Dr Karen Bird, For Every Drop Shed in Anguish Dedication Ceremony

4 mins read

Today we meet in friendship and purpose without recognition of rank or generation. I acknowledge and pay my respects to all who call Australia their home. I honour all those who have come before me, stand here beside me and importantly, all those who share our inclination and made the effort to join us in person or online today.

As an Intellectual Historian, I share the thoughts of the British scholar Tony Judt who holds that as citizens of a free society, we have a duty to look critically on our world. If we think we know what is wrong, we must act upon that knowledge. Philosophers across time are known to interpret the world in just words, the real point is - if we see the need for change, we must act for change with accountability and transparency of action and intention.

We acknowledge that change can only be built on what we have and what we know. The AWM is what we have – a monument to the dead, built in the aftermath of WW1 to honour those killed in war or because of their service. And we know that there are over 106,200 names listed on the Honour and Commemorative Rolls who were killed in action, died because of illness or their wounds, or were missing and presumed dead due to an absence of a physical body. Among these names, are those of only 453 service men and women recognised by the AWM who died by suicide caused or linked to their service. Those 453 are the known, they are the recognised. The Royal Commission into Military and Veteran Suicide is currently building on that knowledge, and we now know that there are many more names that need to be added to the Australian War Memorial Honour and Commemorative Rolls.

Mid twentieth century English essayist George Orwell recognised that change required struggle, writing that “to see what is in front of our noses needs a constant struggle”. Such a struggle has been the shared lived experience of literally hundreds of thousands of Australian family members, carers and friends of serving and ex-serving men and women since Federation. I stand here as a member of a committee formed out of struggle, seeking change. A committee not initiated by any government but insisted upon by the fierce voices of lived experience who stood on the barricades, on the shoulders, of many who had fallen before them, after years of advocacy, after enduring years of suffering and loss. We found one another in our deepest grief that demanded acknowledgment for our suffering and loss and a place here at the AWM. And today, Alex’s sculpture acknowledges that struggle, that suffering, and that loss. It provides that place for the family members, carers and friends and it provides a place for serving members and Veterans to come and reflect on their own suffering and grief for their personal struggles or for friends lost, who remain unrecorded.


I would personally like to recognise the many parents, family members, carers and friends who stand beside and before me today touched by the same hand of grief – we are a formidable group of human beings – your names are too many to mention for fear of missing someone whom I hold dear.

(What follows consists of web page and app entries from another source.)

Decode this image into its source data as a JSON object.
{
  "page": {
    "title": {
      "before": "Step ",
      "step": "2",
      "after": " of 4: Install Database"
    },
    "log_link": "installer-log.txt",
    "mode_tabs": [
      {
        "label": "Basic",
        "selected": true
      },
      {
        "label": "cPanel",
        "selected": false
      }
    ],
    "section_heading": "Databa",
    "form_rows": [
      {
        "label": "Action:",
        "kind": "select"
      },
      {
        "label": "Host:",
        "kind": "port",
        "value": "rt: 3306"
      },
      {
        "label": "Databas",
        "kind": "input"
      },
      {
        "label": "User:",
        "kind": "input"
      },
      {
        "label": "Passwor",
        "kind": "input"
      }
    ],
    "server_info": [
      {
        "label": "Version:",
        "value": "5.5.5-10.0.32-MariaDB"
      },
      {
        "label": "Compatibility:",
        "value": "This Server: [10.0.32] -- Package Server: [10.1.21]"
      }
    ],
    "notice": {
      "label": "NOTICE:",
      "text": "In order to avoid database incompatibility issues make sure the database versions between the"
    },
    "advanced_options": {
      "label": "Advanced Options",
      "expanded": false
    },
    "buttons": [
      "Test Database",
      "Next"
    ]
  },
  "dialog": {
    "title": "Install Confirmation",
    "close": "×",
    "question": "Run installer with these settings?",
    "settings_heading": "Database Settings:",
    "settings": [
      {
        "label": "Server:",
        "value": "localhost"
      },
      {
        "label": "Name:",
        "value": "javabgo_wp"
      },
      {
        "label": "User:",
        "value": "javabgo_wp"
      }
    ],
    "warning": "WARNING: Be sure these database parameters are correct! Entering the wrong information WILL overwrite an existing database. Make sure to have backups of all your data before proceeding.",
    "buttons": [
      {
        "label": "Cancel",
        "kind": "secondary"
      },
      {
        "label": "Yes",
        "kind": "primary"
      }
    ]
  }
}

I close today with a clear voice of appreciation to the Director of the AWM, Matt Anderson, and a nod in recognition to his predecessor, 
Brendan Nelson. Matt is ably assisted by a dedicated team - Brian Hanlon, Anthea Gunn, Laura Webster, Elise Routledge and their many colleagues. I express deep gratitude on behalf of all the committee to Alex Seton – for his sentience and compassion so visible in what we see before us. To everyone, thank you for helping us to build on what we now know, finally being able to express that knowledge without fear or whisper.

War and Service can and does have consequences. And it does come home. The human toll is all around us, in front of our eyes; this struggle is recognised but it remains ongoing. For as long as the flux and woe of human frailty returns us to war to settle our petty differences and competing interests, we, as a nation will be required to account for those who so freely sign a defence service contract and we place in harm’s way in our name. That responsibility falls heavily on all of us. As a nation we have waxed and waned in that responsibility. But from this day, “For every drop shed in anguish” will be a constant reminder to us all of that responsibility, especially at Parliament House and in the offices of the DVA in Civic – ignorance or disbelief or mismanagement is no longer a defence.


I will close now with one final comment from the 18th century French philosopher Voltaire: “To the living we owe respect, but to the dead we owe only the truth”.

Last updated: